About this task
The answer must consist of every line from the data that holds the string "Acosta".

Website and app data records

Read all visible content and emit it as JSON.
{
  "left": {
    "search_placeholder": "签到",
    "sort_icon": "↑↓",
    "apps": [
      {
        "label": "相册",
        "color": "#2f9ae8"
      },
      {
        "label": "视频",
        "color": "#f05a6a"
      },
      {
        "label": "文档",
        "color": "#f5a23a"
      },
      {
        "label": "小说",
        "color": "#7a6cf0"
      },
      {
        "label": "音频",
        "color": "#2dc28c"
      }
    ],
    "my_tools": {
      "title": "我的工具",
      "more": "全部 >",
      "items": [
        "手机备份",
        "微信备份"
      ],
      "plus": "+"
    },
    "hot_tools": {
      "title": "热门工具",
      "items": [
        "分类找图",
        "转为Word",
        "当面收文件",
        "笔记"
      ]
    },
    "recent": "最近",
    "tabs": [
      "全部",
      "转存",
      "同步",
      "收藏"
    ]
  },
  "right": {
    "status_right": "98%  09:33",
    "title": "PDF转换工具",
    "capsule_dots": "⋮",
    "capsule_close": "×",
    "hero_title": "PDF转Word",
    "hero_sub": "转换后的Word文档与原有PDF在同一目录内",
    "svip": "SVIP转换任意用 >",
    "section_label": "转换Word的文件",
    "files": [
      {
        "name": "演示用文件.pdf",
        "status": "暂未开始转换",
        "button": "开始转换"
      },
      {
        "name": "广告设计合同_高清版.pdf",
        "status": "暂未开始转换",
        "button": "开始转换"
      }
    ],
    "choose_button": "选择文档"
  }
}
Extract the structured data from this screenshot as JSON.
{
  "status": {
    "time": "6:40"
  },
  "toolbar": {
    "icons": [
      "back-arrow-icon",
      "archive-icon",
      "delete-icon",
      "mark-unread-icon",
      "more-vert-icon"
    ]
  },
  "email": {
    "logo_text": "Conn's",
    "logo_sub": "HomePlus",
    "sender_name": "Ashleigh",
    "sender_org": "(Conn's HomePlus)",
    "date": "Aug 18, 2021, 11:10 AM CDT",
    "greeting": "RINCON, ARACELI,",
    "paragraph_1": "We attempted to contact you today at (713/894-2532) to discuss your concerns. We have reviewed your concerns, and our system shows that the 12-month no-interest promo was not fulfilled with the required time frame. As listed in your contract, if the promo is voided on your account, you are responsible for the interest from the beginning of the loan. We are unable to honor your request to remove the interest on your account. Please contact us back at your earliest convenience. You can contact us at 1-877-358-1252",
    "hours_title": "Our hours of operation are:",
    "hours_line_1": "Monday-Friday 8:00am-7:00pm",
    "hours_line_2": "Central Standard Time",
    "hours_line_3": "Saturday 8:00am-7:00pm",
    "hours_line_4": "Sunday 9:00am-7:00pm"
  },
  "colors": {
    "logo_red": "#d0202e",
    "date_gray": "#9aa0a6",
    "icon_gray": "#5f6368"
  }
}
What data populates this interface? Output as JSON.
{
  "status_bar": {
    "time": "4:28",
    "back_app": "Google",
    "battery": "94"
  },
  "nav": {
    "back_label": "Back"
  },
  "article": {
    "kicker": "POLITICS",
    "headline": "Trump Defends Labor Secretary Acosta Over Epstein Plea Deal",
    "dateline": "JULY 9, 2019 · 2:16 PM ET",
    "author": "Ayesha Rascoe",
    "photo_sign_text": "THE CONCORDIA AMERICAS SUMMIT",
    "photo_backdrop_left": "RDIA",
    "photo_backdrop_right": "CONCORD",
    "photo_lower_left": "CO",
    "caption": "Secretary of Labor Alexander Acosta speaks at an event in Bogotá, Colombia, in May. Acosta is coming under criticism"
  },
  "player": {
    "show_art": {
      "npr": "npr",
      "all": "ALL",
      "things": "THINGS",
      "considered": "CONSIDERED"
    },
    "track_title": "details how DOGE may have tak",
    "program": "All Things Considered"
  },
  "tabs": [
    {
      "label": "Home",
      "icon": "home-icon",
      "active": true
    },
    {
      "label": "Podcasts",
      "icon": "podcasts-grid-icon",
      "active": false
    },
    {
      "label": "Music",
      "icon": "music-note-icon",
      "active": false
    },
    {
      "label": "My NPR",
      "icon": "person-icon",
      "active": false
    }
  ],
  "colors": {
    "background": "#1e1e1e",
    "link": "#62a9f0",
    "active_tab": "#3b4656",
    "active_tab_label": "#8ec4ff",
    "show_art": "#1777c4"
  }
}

Result
    "headline": "Trump Defends Labor Secretary Acosta Over Epstein Plea Deal",
    "caption": "Secretary of Labor Alexander Acosta speaks at an event in Bogotá, Colombia, in May. Acosta is coming under criticism"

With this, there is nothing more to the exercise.